An official forecast from the Department for Education has predicted that an extra 750,00 school places will be needed in England by 2025 to prepare for the effects of an impending population surge. The predicted surge will follow the current trend, which has seen 16 consecutive years of rising pupil numbers in schools across the UK.
This will be one of the many challenges faced by incoming Secretary of Education Justine Greening. The Department for Education has said that it will commit £7 billion to creating extra places.
The increase has been driven by a rising birth rate, with The Telegraph reporting in March that there has been a surge in school applications this year.
The Department for Education forecast, meanwhile, says that “direct immigration of pupils” has only had a very small effect on the numbers, but that the increase is largely fueled by a greater number of non-UK born mothers who tend to have larger families.
The new figures have been contrasted with those between the years 2009 and 2016 in which the school system expanded to take in an extra 470,000 pupils. According to the Department for Education’s projection, there will be an additional 10% of pupils in state schools, up from roughly 7.4 million to about 8.1 million.
As reported by the BBC, head teacher leaders have said that the “massive increase” will exacerbate the already-growing issue for parents of getting their children into their preferred choice of school.
The official forecast shows that the population bulge is mainly affecting secondary school numbers, with the increase in primary school numbers actually slowing. The primary school population is currently 4.5 million, with the forecast predicting it to rise 4.68 million in four years time before stabilising.

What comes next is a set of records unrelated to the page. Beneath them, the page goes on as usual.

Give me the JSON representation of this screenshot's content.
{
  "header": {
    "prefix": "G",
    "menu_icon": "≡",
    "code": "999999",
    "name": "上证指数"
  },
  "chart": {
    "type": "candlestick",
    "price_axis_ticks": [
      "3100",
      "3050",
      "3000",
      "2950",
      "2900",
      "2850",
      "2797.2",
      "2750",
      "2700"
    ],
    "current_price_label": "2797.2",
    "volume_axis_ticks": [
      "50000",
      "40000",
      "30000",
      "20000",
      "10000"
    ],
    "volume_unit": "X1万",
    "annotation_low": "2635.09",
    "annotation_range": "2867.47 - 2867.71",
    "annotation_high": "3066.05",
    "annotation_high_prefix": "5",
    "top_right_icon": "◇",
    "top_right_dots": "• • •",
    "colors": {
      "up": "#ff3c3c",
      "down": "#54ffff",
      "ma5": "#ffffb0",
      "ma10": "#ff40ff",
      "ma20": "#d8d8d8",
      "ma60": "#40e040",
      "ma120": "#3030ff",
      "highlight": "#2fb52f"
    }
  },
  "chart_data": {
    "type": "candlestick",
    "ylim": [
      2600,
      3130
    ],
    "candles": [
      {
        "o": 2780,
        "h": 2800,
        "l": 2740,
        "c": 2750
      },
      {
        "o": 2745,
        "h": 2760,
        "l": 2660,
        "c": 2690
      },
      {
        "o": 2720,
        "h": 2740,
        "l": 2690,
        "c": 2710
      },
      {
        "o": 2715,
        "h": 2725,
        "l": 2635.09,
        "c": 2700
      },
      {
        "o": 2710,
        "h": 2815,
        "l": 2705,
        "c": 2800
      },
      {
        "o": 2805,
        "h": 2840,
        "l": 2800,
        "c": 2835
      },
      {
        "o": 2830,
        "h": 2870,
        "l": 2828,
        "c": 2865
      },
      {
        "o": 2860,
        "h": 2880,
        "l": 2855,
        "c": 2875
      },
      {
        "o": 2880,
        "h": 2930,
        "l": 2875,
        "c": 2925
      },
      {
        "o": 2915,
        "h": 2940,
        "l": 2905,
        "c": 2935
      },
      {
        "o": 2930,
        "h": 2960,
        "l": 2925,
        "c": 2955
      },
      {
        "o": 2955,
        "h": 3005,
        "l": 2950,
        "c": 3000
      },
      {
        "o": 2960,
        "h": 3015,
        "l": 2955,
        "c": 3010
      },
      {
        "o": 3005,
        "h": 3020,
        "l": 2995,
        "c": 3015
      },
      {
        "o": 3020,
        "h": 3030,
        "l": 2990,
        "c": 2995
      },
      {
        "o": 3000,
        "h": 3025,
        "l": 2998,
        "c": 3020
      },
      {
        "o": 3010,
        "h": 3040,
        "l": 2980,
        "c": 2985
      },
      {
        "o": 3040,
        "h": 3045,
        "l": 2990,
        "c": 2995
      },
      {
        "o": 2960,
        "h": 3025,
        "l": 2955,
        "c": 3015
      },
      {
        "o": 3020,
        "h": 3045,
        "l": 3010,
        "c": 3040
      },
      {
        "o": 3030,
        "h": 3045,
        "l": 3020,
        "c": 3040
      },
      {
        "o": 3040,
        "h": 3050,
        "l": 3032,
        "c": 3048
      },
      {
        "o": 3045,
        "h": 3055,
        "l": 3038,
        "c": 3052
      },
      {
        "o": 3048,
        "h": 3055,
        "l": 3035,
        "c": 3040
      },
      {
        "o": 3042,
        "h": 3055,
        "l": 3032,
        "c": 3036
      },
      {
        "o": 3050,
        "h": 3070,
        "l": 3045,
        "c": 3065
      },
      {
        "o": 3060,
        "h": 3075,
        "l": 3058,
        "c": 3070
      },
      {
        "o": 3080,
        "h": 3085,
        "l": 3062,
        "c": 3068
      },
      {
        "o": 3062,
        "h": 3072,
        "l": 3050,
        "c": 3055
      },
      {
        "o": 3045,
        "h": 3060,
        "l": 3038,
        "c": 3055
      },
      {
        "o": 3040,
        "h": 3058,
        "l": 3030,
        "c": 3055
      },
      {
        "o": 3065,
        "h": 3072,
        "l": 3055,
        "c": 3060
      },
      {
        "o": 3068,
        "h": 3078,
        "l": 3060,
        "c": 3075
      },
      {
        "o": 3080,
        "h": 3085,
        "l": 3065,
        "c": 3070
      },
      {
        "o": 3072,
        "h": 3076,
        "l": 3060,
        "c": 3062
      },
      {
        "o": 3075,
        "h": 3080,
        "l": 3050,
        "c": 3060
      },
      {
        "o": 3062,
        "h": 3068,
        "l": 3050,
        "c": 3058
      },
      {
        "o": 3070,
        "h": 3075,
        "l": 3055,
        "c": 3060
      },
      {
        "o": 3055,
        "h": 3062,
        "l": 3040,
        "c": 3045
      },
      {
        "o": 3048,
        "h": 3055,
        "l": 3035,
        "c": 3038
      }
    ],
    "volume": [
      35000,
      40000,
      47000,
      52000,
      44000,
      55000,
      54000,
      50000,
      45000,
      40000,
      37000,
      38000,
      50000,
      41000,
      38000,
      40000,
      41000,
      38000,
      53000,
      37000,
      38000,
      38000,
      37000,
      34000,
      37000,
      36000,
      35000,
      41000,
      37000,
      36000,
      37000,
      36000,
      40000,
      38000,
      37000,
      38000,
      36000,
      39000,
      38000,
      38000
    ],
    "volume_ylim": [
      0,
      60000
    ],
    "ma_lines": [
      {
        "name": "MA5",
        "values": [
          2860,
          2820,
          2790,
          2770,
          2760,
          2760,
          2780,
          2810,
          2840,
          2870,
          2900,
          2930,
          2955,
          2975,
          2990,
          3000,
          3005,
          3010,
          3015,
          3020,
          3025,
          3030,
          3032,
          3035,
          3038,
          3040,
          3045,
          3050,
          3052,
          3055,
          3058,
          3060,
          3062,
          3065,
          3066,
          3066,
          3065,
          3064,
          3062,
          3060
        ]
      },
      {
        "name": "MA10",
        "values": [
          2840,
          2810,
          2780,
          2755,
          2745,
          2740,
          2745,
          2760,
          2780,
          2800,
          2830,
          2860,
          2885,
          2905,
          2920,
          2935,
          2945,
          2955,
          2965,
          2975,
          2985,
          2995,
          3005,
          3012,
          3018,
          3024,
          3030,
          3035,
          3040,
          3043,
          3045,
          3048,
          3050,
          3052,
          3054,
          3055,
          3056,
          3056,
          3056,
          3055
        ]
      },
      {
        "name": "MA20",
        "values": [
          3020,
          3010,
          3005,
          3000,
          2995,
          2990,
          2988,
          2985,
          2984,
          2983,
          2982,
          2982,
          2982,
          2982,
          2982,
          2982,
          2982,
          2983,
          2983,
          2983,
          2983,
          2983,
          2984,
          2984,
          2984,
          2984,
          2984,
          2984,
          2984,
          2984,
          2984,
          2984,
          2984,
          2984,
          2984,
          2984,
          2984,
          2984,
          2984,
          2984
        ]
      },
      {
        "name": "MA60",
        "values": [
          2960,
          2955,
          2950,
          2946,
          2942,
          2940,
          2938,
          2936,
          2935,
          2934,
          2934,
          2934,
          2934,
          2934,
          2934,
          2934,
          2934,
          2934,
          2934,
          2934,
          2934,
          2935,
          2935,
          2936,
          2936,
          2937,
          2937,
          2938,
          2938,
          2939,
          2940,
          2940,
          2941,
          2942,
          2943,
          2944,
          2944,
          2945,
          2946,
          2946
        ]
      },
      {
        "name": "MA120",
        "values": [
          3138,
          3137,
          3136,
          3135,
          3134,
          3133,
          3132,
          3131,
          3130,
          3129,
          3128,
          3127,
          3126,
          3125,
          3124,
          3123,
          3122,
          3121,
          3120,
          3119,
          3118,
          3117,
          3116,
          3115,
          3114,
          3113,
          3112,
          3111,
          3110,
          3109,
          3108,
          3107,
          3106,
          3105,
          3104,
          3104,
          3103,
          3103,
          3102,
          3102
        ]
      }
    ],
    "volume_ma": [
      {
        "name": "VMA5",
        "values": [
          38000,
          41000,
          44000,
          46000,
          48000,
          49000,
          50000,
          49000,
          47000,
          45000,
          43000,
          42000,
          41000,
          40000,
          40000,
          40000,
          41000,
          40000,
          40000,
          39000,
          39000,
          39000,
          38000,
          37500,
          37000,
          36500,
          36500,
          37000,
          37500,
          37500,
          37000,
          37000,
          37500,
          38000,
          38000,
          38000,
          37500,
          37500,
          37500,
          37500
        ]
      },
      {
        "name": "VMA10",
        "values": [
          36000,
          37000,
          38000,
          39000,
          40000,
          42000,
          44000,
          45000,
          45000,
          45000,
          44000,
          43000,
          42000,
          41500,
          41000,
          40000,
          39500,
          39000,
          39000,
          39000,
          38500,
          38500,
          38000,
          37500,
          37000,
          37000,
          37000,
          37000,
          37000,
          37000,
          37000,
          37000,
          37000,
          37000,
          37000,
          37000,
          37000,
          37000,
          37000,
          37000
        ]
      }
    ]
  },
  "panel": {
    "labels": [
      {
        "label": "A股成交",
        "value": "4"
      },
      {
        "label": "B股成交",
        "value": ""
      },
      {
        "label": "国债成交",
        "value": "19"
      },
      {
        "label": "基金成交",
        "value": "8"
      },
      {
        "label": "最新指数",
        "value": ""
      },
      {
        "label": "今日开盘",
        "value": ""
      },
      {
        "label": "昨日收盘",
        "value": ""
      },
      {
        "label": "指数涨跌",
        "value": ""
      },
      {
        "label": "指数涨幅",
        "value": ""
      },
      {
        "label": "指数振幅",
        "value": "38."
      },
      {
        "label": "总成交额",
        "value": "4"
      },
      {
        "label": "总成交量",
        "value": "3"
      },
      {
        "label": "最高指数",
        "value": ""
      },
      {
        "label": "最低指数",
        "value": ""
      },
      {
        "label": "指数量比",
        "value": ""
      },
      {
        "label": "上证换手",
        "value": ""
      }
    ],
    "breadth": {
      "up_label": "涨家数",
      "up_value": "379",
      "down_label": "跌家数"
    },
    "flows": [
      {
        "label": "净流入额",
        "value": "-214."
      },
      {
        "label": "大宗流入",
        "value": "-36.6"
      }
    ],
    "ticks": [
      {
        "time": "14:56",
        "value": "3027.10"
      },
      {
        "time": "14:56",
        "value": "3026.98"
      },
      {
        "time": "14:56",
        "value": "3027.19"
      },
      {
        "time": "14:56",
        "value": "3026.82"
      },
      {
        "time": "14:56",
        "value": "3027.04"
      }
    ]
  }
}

Meanwhile, the annual school census published last month has shown the pressure on places has increased the average size of primary schools by 30 pupils.
The next big increase, however, will be in secondary schools. Secondary schools currently hold 2.76 million pupils, a number that is forecast to rise to 3.33 million by 2025.
This means that within the next ten years, secondary schools will have to create an extra 570,000 places, and these numbers do not include post-16 education or sixth forms.
Russell Hobby, leader of the National Association of Head Teachers, has emphasized the need for the involvement of local authorities in better planning for extra places.
“We are looking at over 750,000 more young people in school education by 2025. The government’s only clear plan for increasing capacity is to open 500 free schools. Whilst good, new free schools are fine, they are not sufficient.”
Holby also mentioned the current teacher recruitment crisis, as teachers are being driven away from the profession amidst working conditions, which sparked union tensions during outgoing Education Secretary Nicky Morgan’s time in office.
He reiterated that:
“The government will also need to take teacher recruitment and retention more seriously”.
Figures published by the Institute of Fiscal Studies have shown that 40% of teachers who enter initial teacher training were not teaching five years later.
However, a Department for Education spokeswoman has said that the government’s “top priority” is creating school places for pupils. The £7 billion government initiative will reportedly create 600,000 new places in the next five years.
The recent forecast follows Nicky Morgan’s announcement last year that she had ordered officials to investigate links between “education tourism” and immigration levels, as well as the recent change in the annual census which means that data will be more focused on how many children from immigrant families are going to school in the UK.